No law firm collapse has left a more indelible mark on the legal profession than the spectacular failure of Dewey & LeBoeuf. While many remember the outsize guarantees and the drawing down of credit lines that helped bring about its demise, the firm was also pinned with another immense financial burden: a generous, underfunded pension plan.

For some firms in the Great Recession, reduced revenues combined with the overwhelming pressure from multimillion-dollar pension liabilities—a holdover from the days when pensions were simply a promise firms made to retiring partners—were too much to bear.

This content has been archived. It is available through our partners, LexisNexis® and Bloomberg Law.

To view this content, please continue to their sites.

Not a Lexis Subscriber?
Subscribe Now

Not a Bloomberg Law Subscriber?
Subscribe Now

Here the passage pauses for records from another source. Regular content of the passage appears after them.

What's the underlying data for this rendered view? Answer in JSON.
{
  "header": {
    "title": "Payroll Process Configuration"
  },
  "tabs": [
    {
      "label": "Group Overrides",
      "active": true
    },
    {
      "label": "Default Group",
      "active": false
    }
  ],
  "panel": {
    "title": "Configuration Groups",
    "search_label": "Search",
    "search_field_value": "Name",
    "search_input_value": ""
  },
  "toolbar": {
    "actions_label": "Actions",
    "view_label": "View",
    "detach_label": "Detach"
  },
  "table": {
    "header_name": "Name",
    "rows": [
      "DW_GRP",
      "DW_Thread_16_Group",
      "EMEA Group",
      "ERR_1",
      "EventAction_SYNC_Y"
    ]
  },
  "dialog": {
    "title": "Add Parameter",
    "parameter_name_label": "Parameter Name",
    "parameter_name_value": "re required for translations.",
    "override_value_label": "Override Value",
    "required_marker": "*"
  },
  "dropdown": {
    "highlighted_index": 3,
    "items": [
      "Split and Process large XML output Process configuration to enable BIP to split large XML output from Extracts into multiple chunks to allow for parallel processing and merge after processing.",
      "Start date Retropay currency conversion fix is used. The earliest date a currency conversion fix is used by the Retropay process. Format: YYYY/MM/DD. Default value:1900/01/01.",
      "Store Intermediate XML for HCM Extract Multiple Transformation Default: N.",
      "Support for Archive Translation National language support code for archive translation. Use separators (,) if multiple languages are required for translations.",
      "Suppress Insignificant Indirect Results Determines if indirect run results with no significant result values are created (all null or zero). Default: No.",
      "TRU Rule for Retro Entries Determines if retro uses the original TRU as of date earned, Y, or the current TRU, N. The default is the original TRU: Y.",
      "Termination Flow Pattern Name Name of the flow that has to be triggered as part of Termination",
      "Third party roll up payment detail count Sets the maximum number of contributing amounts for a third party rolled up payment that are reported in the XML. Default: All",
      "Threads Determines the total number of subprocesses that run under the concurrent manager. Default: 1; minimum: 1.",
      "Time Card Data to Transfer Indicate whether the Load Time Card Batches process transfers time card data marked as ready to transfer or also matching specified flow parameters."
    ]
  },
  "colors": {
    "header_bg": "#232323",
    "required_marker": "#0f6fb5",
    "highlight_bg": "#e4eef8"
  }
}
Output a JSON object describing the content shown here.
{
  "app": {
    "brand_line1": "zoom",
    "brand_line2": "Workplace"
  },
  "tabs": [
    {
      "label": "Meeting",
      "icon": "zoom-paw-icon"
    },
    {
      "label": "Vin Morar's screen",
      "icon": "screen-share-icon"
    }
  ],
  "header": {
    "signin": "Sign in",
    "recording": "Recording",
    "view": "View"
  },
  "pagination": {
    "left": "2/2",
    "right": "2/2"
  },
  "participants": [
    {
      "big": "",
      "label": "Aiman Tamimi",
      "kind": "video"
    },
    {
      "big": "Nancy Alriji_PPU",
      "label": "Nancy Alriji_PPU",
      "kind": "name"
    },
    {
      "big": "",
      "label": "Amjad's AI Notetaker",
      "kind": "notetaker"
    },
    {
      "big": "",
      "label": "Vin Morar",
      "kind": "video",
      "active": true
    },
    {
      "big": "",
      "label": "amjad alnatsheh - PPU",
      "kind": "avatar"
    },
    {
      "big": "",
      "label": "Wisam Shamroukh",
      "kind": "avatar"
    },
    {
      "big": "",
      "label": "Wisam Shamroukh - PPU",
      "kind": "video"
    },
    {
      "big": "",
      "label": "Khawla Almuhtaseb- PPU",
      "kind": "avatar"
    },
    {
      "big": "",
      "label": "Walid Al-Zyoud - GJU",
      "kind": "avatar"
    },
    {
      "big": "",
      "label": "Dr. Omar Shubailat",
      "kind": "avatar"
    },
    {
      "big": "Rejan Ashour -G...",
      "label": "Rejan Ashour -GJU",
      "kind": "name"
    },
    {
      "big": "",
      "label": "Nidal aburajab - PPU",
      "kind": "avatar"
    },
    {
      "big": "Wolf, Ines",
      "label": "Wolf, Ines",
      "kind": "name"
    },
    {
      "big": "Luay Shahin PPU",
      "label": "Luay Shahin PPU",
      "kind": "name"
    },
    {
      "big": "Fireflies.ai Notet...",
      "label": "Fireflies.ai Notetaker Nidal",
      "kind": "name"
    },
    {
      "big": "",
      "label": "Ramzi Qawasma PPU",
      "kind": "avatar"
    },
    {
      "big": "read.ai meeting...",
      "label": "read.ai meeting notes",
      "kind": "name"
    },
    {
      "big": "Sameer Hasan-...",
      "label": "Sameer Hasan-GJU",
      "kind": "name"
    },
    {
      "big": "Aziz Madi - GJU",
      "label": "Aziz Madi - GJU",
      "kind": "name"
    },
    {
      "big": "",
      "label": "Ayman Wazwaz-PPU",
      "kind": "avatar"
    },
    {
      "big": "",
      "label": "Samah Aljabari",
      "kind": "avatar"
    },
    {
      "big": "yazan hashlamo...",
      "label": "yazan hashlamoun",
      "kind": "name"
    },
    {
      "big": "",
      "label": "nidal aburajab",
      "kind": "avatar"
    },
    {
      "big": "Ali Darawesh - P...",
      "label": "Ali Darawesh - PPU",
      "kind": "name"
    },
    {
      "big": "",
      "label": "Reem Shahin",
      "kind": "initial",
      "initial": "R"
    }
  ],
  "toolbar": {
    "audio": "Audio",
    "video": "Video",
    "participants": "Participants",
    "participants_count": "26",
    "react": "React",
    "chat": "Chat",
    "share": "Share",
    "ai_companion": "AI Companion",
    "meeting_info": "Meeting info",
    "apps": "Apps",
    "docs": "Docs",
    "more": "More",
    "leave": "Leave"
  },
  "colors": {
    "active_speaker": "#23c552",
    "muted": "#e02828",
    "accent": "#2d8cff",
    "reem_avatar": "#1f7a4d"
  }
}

Why am I seeing this?

LexisNexis® and Bloomberg Law are third party online distributors of the broad collection of current and archived versions of ALM's legal news publications. LexisNexis® and Bloomberg Law customers are able to access and use ALM's content, including content from the National Law Journal, The American Lawyer, Legaltech News, The New York Law Journal, and Corporate Counsel, as well as other sources of legal information.

For questions call 1-877-256-2472 or contact us at [email protected]